God’s love is so much wider than our narrow political boundaries.
Many Christians in this country are head-over-heels in love with Israel. We pump millions of tourist dollars into the Israeli economy every year. We pray fervently, and often, for the peace of Jerusalem. We conduct Passover seders in our churches, sing Messianic Jewish choruses, wear Jewish prayer shawls, blow shofars and celebrate all things Jewish.
Meanwhile, Jewish leaders in Israel are grateful for our money and our concern—even though they are nervous about our evangelistic motives. They don’t want us converting Jews to Christianity, but they’ve learned to tolerate our prayer walks and our Feast of Tabernacles parades because they know there is a big difference between compassionate Christians who witness in the streets and fanatical Muslims who blow up shopping malls.
I love Israel too, and I am not going to suggest that we stop supporting the strongest democracy in the Middle East. It is my duty to defend Israel. But I need to call a quick timeout to ask an awkward question—and I hope I won’t be crucified for it.
Has anybody noticed that there are Arab Christians in Israel who also need our support?
It seems if anyone dares to call attention to the plight of Palestinian Christians, he is immediately branded a heretic or a land-for-peace turncoat. “God gave Israel to the Jews!” some of my friends insist. “God curses those who don’t support Israel!” others cry. Their feeling is that if I care about Palestinians, I might as well bulldoze Jewish settlements or give rocket-launchers to Hamas.
I never said we should betray Israel. We must denounce terrorism—whether it is operating from Iran or through the insidious organizations plotting to overthrow Israel from within.
But Christian solidarity with the Jewish people should not deprive another group of God’s love and acceptance. God does not show favoritism (see Acts 10:34). He loves Jews and Arabs alike.
When I made my first and only pilgrimage to Israel in 1994, I found myself in the ancient town of Bethlehem after only three days. I don’t know what drew me there, except that I was curious to see the 1,500-year-old Church of the Nativity. What I found in that foreboding place was a Palestinian Christian brother who teaches at a local Bible college. He has suffered persecution not only from militant Muslims but also from Israeli soldiers.
This man, like so many Arab believers in Jesus, is caught in a crossfire. Both Muslims and Jews hate him because of his faith.
I’ll never forget what that dear brother told me that day: “It really hurts us,” he explained, “when Christians come to Israel and they just go to Jerusalem. They visit the sites and march in the festivals. They even visit Jewish synagogues or meet with Jewish government leaders. But they never come to see us.”
I was heartbroken. After all, it is Arab Christians who have maintained the historic biblical sites in Israel for centuries. They get little thanks for that today. Many have fled the Middle East because of persecution. Those who remain in Israel have been muffled in a hostile land where the loudspeakers on the mosques are turned up full-blast.
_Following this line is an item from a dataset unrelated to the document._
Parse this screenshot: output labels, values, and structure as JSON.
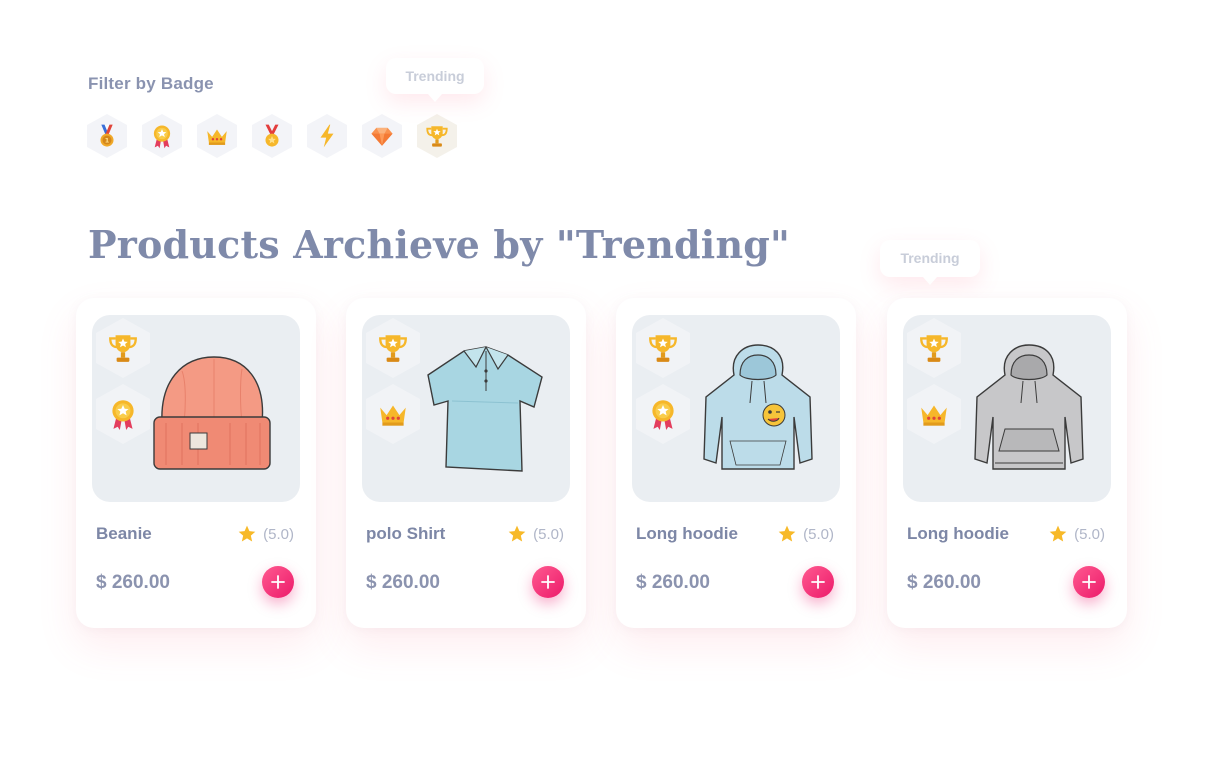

When Jesus lived in Israel 2,000 years ago He did not support the religious racism of His day. He healed a Roman centurion’s servant, ministered to a Canaanite woman’s daughter and ventured into Samaria. He showed the Jews that God’s love is so much wider than our narrow political boundaries.
My plea is simple: When you pray, remember that Israel’s population includes Arab Christians as well as Ethiopian and Russian refugees and 1 million Muslims who desperately need the gospel. When you support Israel, as you should, do it based on a biblical mandate—not with a naive nationalism that ignores injustice.
And when you visit Israel, don’t just hang out with your friends while you pray in the Garden of Gethsemane. Spend time with the Jewish Christian ministries that need your support—like the ones we have profiled in this issue beginning on page 48. And please befriend the lonely Arab believers who need to know that you love them too.
J. Lee Grady is the editor of Charisma. You can read his recent commentary on the 2008 election, “Race, Religion and the Roots of Obama’s Faith,” at fireinmybones.com.